Further investigation has since revealed that KIC 8462852 has also been fading, and that its total light output has declined by an astonishing 19 per cent over the past 100 years. “Observationally, there is zero precedent for any main sequence star to vary in brightness like this,” said Bradley Schaefer, professor of astronomy and astrophysics at Louisiana State University. “Seeing this star fade by 20 per cent over a century is more than just startling.” (Gizmodo)
In an attempt to get to the bottom of this mystery, the Green Bank Telescope in West Virginia, the world's largest fully steerable radio telescope, will spend the next two months gathering data on Tabby’s Star. The telescope is part of the Breakthrough Listen project, launched in January, which aims to focus the world’s most advanced equipment and cutting-edge technology in a comprehensive sweep of the night sky for signs of alien civilizations. The inexplicable KIC 8462852 is receiving special priority under the initiative.
“The Breakthrough Listen program has the most powerful SETI equipment on the planet, and access to the largest telescopes on the planet,” said Siemion. “We can look at it with greater sensitivity and for a wider range of signal types than any other experiment in the world.” (The Christian Science Monitor)
There are also plans to have China’s recently completed Five-hundred-meter Aperture Spherical radio Telescope (FAST), the world’s largest single-dish radio telescope, listen in on the strange star that has captured the imaginations of the scientific community and the public alike. “The FAST telescope will be absolutely incredible for conducting extremely sensitive searches of Tabby’s Star for evidence of technologically produced radio emissions,” said Siemion. “We are very excited to work with our colleagues in China on conducting SETI observations with FAST, including of Tabby’s Star. Within its frequency range, FAST is the most sensitive telescope in the world capable of conducting SETI observations of Tabby’s Star, and will be able to detect the weakest signals.” (South China Morning Post)
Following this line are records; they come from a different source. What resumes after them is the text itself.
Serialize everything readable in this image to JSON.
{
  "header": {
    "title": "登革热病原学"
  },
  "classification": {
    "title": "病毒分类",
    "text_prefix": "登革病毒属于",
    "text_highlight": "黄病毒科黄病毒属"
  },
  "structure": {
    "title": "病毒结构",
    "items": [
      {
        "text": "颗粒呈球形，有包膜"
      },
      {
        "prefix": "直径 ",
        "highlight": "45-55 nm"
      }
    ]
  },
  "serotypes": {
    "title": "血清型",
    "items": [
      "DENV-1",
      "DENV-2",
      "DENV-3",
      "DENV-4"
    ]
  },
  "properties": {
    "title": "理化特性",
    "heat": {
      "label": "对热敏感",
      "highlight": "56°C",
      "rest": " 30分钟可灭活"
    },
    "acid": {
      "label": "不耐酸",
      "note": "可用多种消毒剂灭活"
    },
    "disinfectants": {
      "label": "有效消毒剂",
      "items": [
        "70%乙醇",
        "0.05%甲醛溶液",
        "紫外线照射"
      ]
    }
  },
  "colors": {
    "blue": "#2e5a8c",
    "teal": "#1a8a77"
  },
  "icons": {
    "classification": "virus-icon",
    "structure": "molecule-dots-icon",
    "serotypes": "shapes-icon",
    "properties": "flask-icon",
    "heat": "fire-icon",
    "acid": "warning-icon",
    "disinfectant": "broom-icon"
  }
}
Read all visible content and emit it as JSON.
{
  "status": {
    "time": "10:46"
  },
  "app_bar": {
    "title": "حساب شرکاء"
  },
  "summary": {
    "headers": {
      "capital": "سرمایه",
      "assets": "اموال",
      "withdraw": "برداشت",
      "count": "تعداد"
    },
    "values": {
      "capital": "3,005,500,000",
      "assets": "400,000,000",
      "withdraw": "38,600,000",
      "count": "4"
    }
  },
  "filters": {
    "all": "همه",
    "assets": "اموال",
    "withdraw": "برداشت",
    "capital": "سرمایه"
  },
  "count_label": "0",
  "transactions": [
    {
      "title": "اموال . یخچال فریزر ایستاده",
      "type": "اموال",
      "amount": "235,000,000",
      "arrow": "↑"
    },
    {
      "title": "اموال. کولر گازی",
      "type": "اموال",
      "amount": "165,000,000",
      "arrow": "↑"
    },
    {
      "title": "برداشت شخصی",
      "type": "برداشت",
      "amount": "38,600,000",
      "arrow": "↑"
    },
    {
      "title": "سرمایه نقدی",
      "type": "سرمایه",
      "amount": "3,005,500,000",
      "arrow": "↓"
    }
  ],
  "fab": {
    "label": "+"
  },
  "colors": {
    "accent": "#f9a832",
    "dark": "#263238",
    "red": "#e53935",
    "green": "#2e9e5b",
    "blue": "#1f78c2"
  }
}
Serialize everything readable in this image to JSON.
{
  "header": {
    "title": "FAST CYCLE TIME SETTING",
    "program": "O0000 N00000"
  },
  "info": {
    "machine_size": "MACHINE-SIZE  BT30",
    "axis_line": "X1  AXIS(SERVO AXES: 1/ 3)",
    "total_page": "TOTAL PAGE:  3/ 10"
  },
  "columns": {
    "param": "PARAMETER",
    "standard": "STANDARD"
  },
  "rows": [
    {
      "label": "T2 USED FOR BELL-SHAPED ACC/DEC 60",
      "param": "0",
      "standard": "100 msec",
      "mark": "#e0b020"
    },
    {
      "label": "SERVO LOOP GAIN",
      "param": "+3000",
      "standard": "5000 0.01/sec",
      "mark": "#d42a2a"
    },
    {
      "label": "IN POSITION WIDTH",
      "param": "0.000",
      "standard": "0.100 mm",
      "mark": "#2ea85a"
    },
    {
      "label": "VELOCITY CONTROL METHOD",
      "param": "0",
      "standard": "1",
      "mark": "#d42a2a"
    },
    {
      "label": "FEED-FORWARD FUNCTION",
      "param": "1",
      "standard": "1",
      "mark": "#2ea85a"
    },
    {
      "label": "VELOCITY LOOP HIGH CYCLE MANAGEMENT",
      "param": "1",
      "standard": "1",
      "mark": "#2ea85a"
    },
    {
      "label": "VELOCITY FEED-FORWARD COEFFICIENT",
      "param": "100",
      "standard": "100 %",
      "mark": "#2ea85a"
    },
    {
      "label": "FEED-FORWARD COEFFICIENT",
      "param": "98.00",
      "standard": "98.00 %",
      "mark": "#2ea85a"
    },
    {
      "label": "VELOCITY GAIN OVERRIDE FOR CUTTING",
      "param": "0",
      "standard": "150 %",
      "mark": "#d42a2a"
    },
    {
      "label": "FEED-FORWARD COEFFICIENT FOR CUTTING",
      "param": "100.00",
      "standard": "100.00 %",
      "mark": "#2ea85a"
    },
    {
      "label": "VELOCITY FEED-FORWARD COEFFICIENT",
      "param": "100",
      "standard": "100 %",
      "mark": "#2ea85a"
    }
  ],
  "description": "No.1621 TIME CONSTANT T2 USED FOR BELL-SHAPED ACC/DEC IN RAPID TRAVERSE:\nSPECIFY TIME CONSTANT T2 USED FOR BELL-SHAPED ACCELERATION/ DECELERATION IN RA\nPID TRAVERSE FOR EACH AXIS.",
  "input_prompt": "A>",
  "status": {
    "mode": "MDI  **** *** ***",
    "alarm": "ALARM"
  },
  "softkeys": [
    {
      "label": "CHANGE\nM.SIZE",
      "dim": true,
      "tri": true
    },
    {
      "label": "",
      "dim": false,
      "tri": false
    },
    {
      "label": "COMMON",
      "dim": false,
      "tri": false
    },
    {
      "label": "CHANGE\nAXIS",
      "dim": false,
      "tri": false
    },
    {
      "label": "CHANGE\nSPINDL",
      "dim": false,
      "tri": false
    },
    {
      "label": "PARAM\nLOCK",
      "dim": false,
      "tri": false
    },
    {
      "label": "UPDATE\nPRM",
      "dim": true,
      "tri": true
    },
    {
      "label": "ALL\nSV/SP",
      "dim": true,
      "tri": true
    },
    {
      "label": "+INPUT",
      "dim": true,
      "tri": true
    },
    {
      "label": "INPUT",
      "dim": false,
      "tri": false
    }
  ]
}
While the resources and technology that have been brought to bear in an attempt to solve the mystery of KIC 8462852 are undoubtedly impressive, astronomers are quick to acknowledge that the odds against finding proof of an alien civilization are extremely high. “I don't think it’s very likely [this is due to an alien superstructure]—a one in a billion chance or something like that—but nevertheless, we're going to check it out,” said chief scientist at Berkeley SETI, Dan Werthimer. “But I think that ET, if it’s ever discovered, it might be something like that. It'll be some bizarre thing that somebody finds by accident . . . that nobody expected, and then we look more carefully and we say, ‘Hey, that’s a civilization.’” (The Christian Science Monitor)
SETI Tunes Into Tabby’s Star with Radio Telescopes (Astronomy Magazine)
Monster Chinese Telescope to Join Tabby's Star Alien Hunt (Seeker)
‘Alien Megastructure’ Star Update: $100 Million Breakthrough Listen Project May Reveal Tabby’s Star’s Secrets (International Business Times)
Alien signals? Massive radio telescope pointed at 'alien megastructure' star (The Christian Science Monitor)
THE SEARCH IS ON FOR ALIEN SIGNALS AROUND TABBY’S STAR (Universe Today)
China’s giant FAST radio telescope to join hunt for extraterrestrial intelligence (South China Morning Post)
This Might Be Our Best Shot at Finding That 'Alien Megastructure' (Gizmodo)
The Mysterious Star KIC 8462852 (SETI Institute)